> [Data excerpts]:
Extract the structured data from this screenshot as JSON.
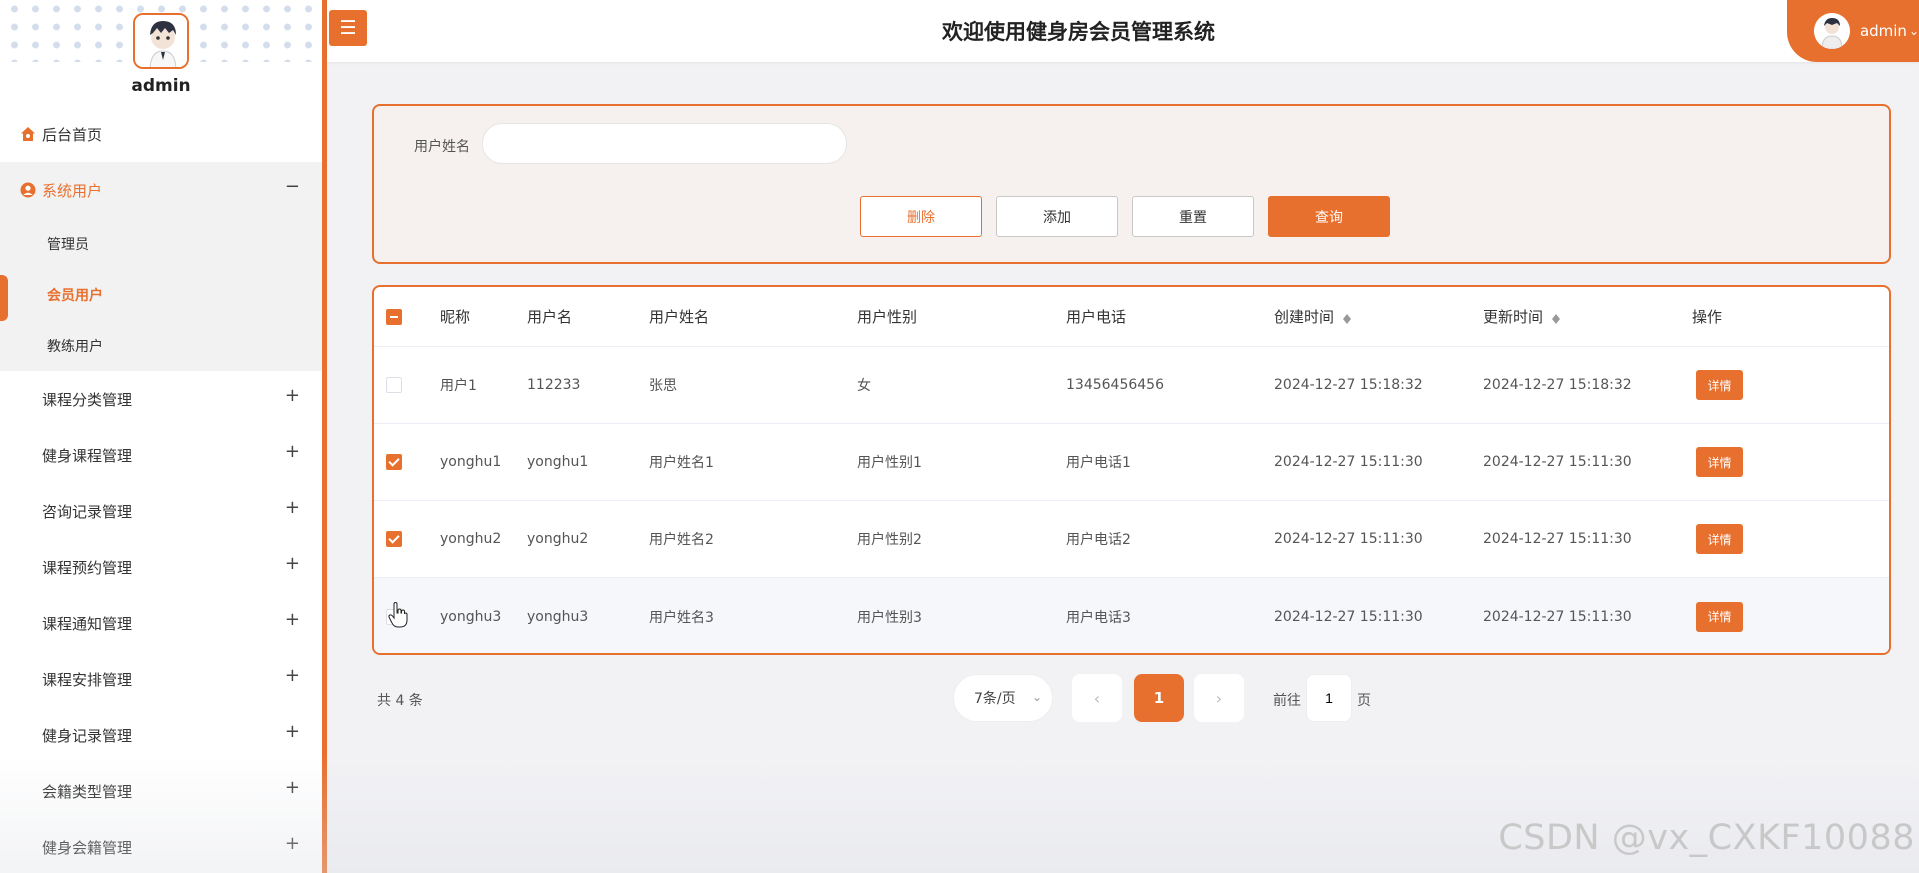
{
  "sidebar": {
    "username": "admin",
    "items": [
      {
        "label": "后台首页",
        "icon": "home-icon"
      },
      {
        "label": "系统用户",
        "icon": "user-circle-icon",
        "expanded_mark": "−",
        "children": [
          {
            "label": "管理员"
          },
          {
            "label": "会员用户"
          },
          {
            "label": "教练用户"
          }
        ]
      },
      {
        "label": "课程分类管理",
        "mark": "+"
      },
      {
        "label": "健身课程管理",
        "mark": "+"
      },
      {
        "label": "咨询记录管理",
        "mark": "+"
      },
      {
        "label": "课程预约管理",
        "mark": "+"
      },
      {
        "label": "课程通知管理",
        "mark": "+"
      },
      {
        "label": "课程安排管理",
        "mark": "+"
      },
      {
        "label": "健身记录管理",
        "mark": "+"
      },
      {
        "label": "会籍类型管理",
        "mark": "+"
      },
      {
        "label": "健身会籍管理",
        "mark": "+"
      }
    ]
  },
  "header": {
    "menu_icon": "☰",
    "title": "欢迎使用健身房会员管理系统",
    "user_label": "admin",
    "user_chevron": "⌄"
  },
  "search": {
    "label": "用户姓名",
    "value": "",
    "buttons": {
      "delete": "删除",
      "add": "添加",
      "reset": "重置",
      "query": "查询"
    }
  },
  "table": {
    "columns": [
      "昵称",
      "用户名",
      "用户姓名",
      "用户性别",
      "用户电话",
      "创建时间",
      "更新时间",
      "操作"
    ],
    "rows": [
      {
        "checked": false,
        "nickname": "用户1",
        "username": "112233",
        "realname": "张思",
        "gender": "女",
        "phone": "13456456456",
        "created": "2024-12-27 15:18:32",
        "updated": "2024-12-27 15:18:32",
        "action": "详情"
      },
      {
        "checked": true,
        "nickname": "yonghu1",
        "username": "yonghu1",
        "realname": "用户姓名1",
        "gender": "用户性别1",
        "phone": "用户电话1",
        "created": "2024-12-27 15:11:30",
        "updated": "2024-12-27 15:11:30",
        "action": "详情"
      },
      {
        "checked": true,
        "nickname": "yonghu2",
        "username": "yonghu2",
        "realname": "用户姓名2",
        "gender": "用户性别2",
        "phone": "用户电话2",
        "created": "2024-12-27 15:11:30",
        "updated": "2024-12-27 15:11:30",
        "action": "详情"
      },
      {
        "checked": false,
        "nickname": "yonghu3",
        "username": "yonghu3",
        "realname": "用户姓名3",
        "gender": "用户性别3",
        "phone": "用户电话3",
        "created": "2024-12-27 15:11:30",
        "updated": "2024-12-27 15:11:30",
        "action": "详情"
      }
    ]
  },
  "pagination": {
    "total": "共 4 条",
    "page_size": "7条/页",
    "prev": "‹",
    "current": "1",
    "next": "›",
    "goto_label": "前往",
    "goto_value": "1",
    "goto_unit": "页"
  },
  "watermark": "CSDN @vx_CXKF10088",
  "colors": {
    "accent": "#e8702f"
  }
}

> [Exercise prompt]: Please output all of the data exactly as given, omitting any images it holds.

> [Response below]:
Extract the structured data from this screenshot as JSON.
{
  "sidebar": {
    "username": "admin",
    "items": [
      {
        "label": "后台首页",
        "icon": "home-icon"
      },
      {
        "label": "系统用户",
        "icon": "user-circle-icon",
        "expanded_mark": "−",
        "children": [
          {
            "label": "管理员"
          },
          {
            "label": "会员用户"
          },
          {
            "label": "教练用户"
          }
        ]
      },
      {
        "label": "课程分类管理",
        "mark": "+"
      },
      {
        "label": "健身课程管理",
        "mark": "+"
      },
      {
        "label": "咨询记录管理",
        "mark": "+"
      },
      {
        "label": "课程预约管理",
        "mark": "+"
      },
      {
        "label": "课程通知管理",
        "mark": "+"
      },
      {
        "label": "课程安排管理",
        "mark": "+"
      },
      {
        "label": "健身记录管理",
        "mark": "+"
      },
      {
        "label": "会籍类型管理",
        "mark": "+"
      },
      {
        "label": "健身会籍管理",
        "mark": "+"
      }
    ]
  },
  "header": {
    "menu_icon": "☰",
    "title": "欢迎使用健身房会员管理系统",
    "user_label": "admin",
    "user_chevron": "⌄"
  },
  "search": {
    "label": "用户姓名",
    "value": "",
    "buttons": {
      "delete": "删除",
      "add": "添加",
      "reset": "重置",
      "query": "查询"
    }
  },
  "table": {
    "columns": [
      "昵称",
      "用户名",
      "用户姓名",
      "用户性别",
      "用户电话",
      "创建时间",
      "更新时间",
      "操作"
    ],
    "rows": [
      {
        "checked": false,
        "nickname": "用户1",
        "username": "112233",
        "realname": "张思",
        "gender": "女",
        "phone": "13456456456",
        "created": "2024-12-27 15:18:32",
        "updated": "2024-12-27 15:18:32",
        "action": "详情"
      },
      {
        "checked": true,
        "nickname": "yonghu1",
        "username": "yonghu1",
        "realname": "用户姓名1",
        "gender": "用户性别1",
        "phone": "用户电话1",
        "created": "2024-12-27 15:11:30",
        "updated": "2024-12-27 15:11:30",
        "action": "详情"
      },
      {
        "checked": true,
        "nickname": "yonghu2",
        "username": "yonghu2",
        "realname": "用户姓名2",
        "gender": "用户性别2",
        "phone": "用户电话2",
        "created": "2024-12-27 15:11:30",
        "updated": "2024-12-27 15:11:30",
        "action": "详情"
      },
      {
        "checked": false,
        "nickname": "yonghu3",
        "username": "yonghu3",
        "realname": "用户姓名3",
        "gender": "用户性别3",
        "phone": "用户电话3",
        "created": "2024-12-27 15:11:30",
        "updated": "2024-12-27 15:11:30",
        "action": "详情"
      }
    ]
  },
  "pagination": {
    "total": "共 4 条",
    "page_size": "7条/页",
    "prev": "‹",
    "current": "1",
    "next": "›",
    "goto_label": "前往",
    "goto_value": "1",
    "goto_unit": "页"
  },
  "watermark": "CSDN @vx_CXKF10088",
  "colors": {
    "accent": "#e8702f"
  }
}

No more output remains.